The use of 10 4 Roger is crucial in preventing misunderstandings and errors in aviation communication. When a message is sent and received, the sender will say “10 4” to confirm that the message has been received. The receiver will then respond with “Roger” to confirm that the message has been received and understood.
This simple code prevents misunderstandings and misinterpretations that can happen in radio communication. It also ensures that information is conveyed quickly and accurately, which is essential for safe operations.
Other commonly used aviation communication codes
In addition to 10 4 Roger, there are many other standardized radio communication codes used in aviation. Some examples include:
– Mayday – This code is used in emergency situations to notify air traffic control that immediate assistance is required.
– Pan-Pan – This code is used to indicate an urgent situation that is not life-threatening.
– Wilco – This code means “will comply” and is used to indicate that a pilot or crew member will comply with a request or instruction.
– Standby – This code is used to ask someone to wait for a moment while a message is being processed or other communication is taking place.
The use of these standardized codes ensures that information is conveyed quickly, accurately, and without confusion. This is essential for ensuring safe aviation operations.
In summary, 10 4 Roger is a key radio communication code used in aviation to confirm that a message has been received and understood. It is part of a wider system of standardized radio communication codes that help to prevent misunderstandings and errors in aviation communication.
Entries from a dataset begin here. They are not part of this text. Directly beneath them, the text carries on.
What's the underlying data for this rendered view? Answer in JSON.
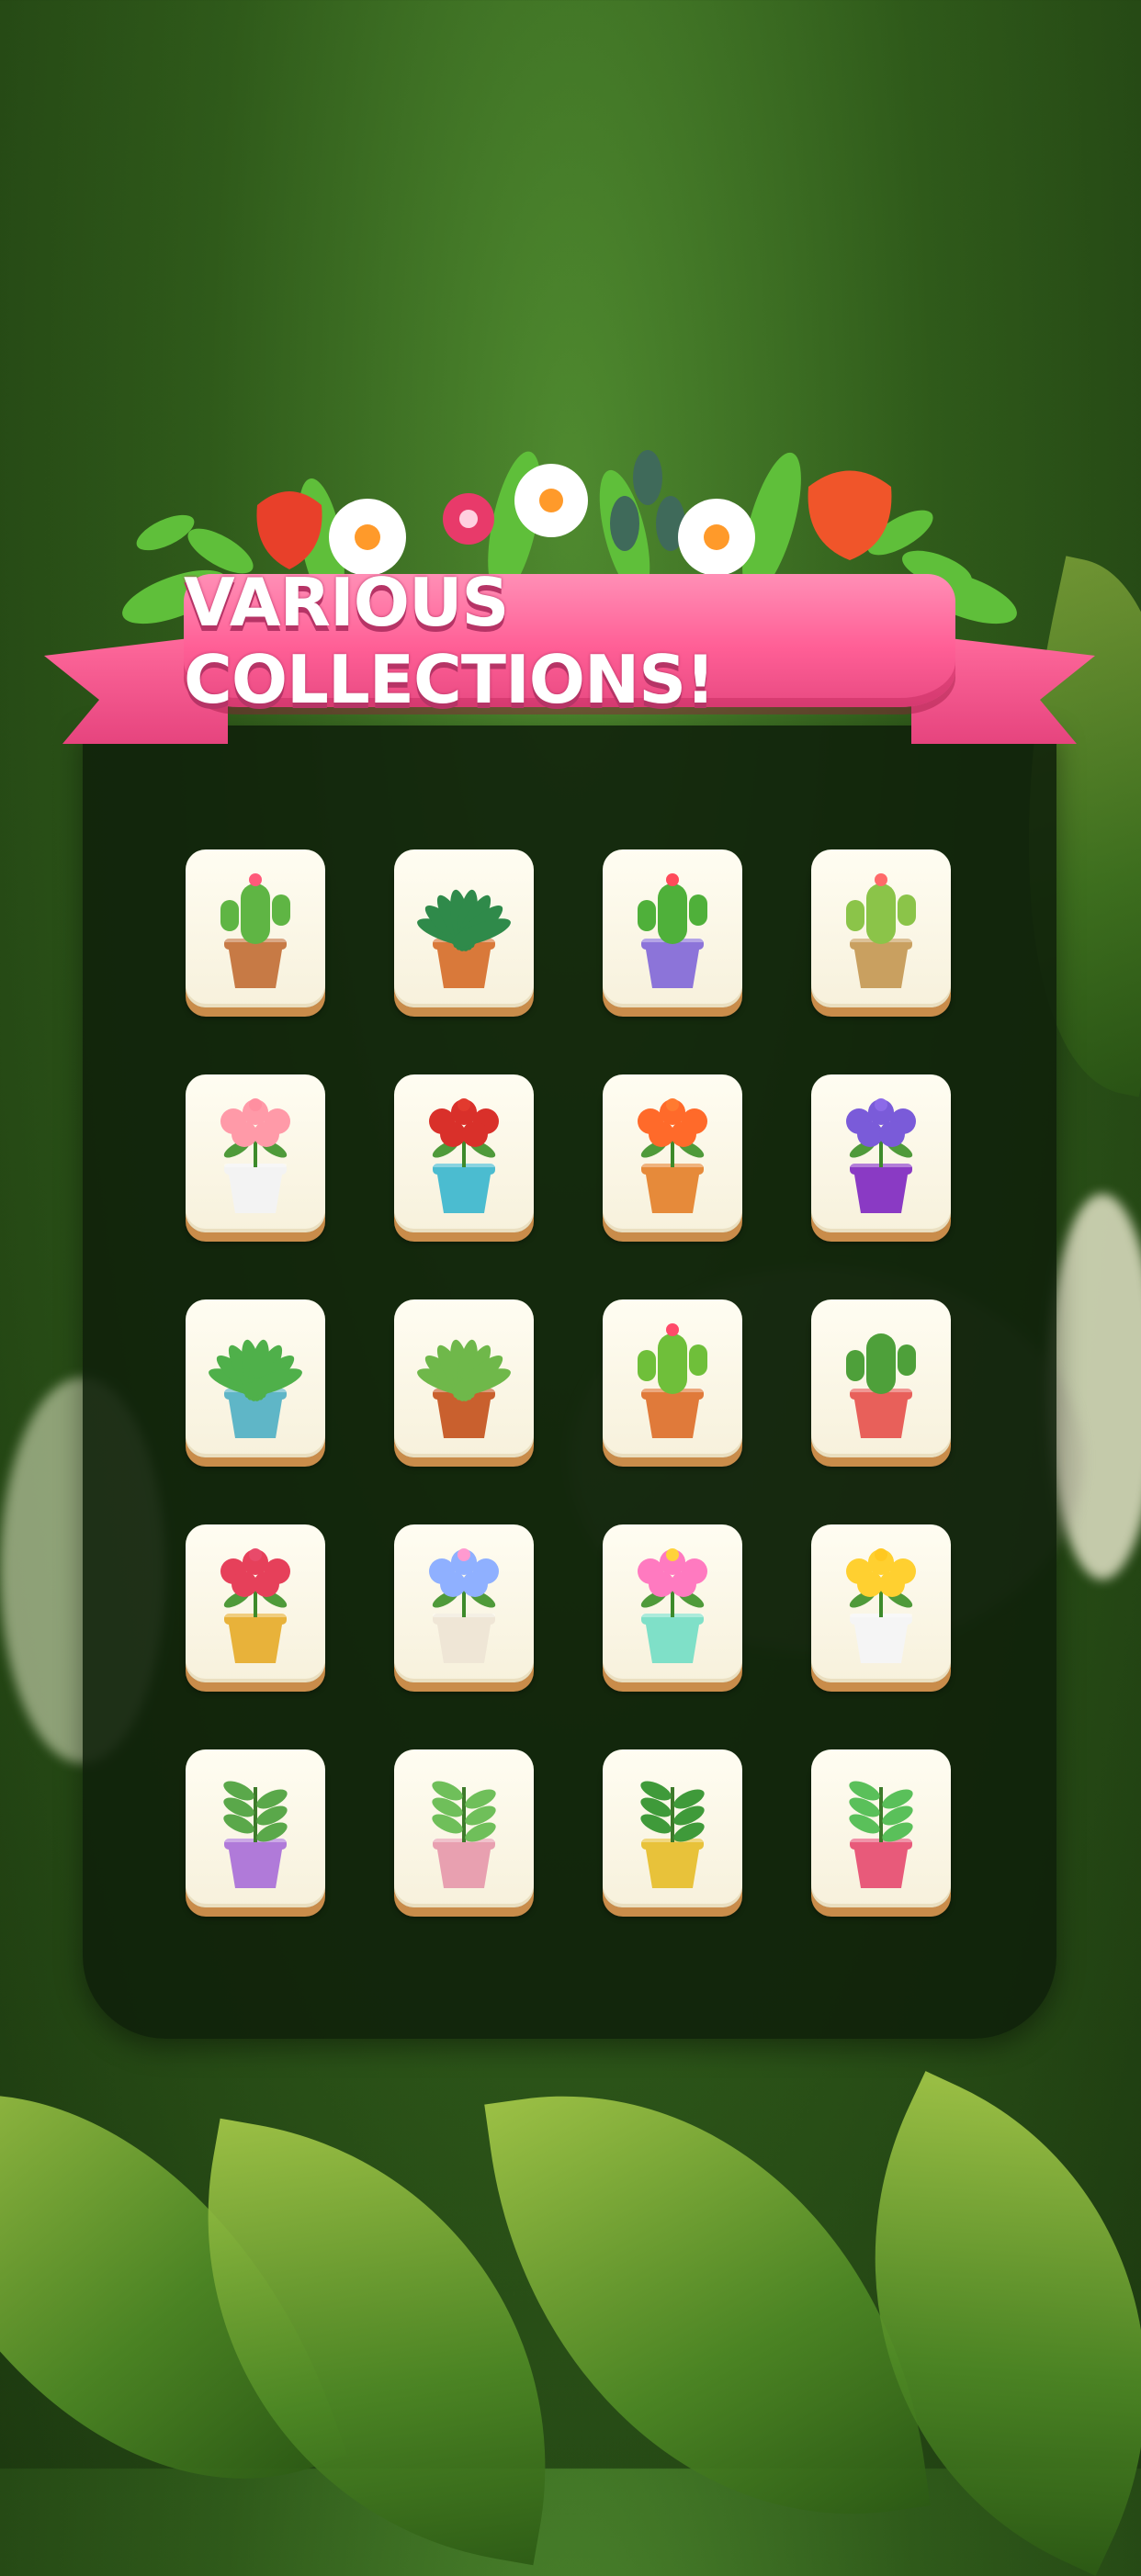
{
  "banner": {
    "title": "VARIOUS COLLECTIONS!"
  },
  "colors": {
    "ribbon": "#ff5f96",
    "panel": "#0f200a",
    "tile": "#fffdf2",
    "tile_edge": "#c98c4a"
  },
  "tiles": [
    {
      "icon": "cactus-pink-flower-icon",
      "plant": "#5fb544",
      "pot": "#c77a45",
      "bloom": "#ff5a7a"
    },
    {
      "icon": "succulent-rosette-icon",
      "plant": "#2f8a4a",
      "pot": "#d9793a",
      "bloom": ""
    },
    {
      "icon": "round-cactus-icon",
      "plant": "#4fb03a",
      "pot": "#8c74d9",
      "bloom": "#ff4a5a"
    },
    {
      "icon": "prickly-pear-cactus-icon",
      "plant": "#8bc449",
      "pot": "#c9a060",
      "bloom": "#ff6a6a"
    },
    {
      "icon": "pink-roses-bouquet-icon",
      "plant": "#ff9aa8",
      "pot": "#f3f3f3",
      "bloom": "#ff8fa0"
    },
    {
      "icon": "red-tulips-vase-icon",
      "plant": "#d9302a",
      "pot": "#4bbcd0",
      "bloom": "#e23a2e"
    },
    {
      "icon": "orange-lily-pot-icon",
      "plant": "#ff6a2a",
      "pot": "#e68a3a",
      "bloom": "#ff7a30"
    },
    {
      "icon": "purple-flowers-vase-icon",
      "plant": "#7a5bd9",
      "pot": "#8a3ac4",
      "bloom": "#8c6ae8"
    },
    {
      "icon": "echeveria-blue-pot-icon",
      "plant": "#4fb04a",
      "pot": "#5fb6c7",
      "bloom": ""
    },
    {
      "icon": "aloe-terracotta-icon",
      "plant": "#6fb84a",
      "pot": "#c9602e",
      "bloom": ""
    },
    {
      "icon": "cactus-orange-pot-icon",
      "plant": "#6fbf3a",
      "pot": "#e07a3a",
      "bloom": "#ff4a6a"
    },
    {
      "icon": "saguaro-cactus-icon",
      "plant": "#4ea03a",
      "pot": "#e8605a",
      "bloom": ""
    },
    {
      "icon": "pink-tulips-gold-pot-icon",
      "plant": "#e6405a",
      "pot": "#e8b23a",
      "bloom": "#e84a6a"
    },
    {
      "icon": "wildflower-pitcher-icon",
      "plant": "#8fb0ff",
      "pot": "#efe6d6",
      "bloom": "#ff9ad0"
    },
    {
      "icon": "mixed-flowers-vase-icon",
      "plant": "#ff7ac0",
      "pot": "#7fe0c8",
      "bloom": "#ffd23a"
    },
    {
      "icon": "yellow-daffodil-vase-icon",
      "plant": "#ffd030",
      "pot": "#f5f5f5",
      "bloom": "#ffc820"
    },
    {
      "icon": "fern-purple-pot-icon",
      "plant": "#5aa84a",
      "pot": "#b07ad9",
      "bloom": ""
    },
    {
      "icon": "leafy-plant-pink-pot-icon",
      "plant": "#6fbf5a",
      "pot": "#e8a0b0",
      "bloom": ""
    },
    {
      "icon": "jade-plant-yellow-pot-icon",
      "plant": "#3f9a3a",
      "pot": "#e8c23a",
      "bloom": ""
    },
    {
      "icon": "palm-pink-pot-icon",
      "plant": "#5ac05a",
      "pot": "#e85a7a",
      "bloom": ""
    }
  ]
}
Effective communication is essential for ensuring safe aviation operations, and the use of standardized radio communication codes is an essential part of this process. Pilots and air traffic control rely on these codes to convey information quickly and accurately, and to prevent misunderstandings that can have serious consequences.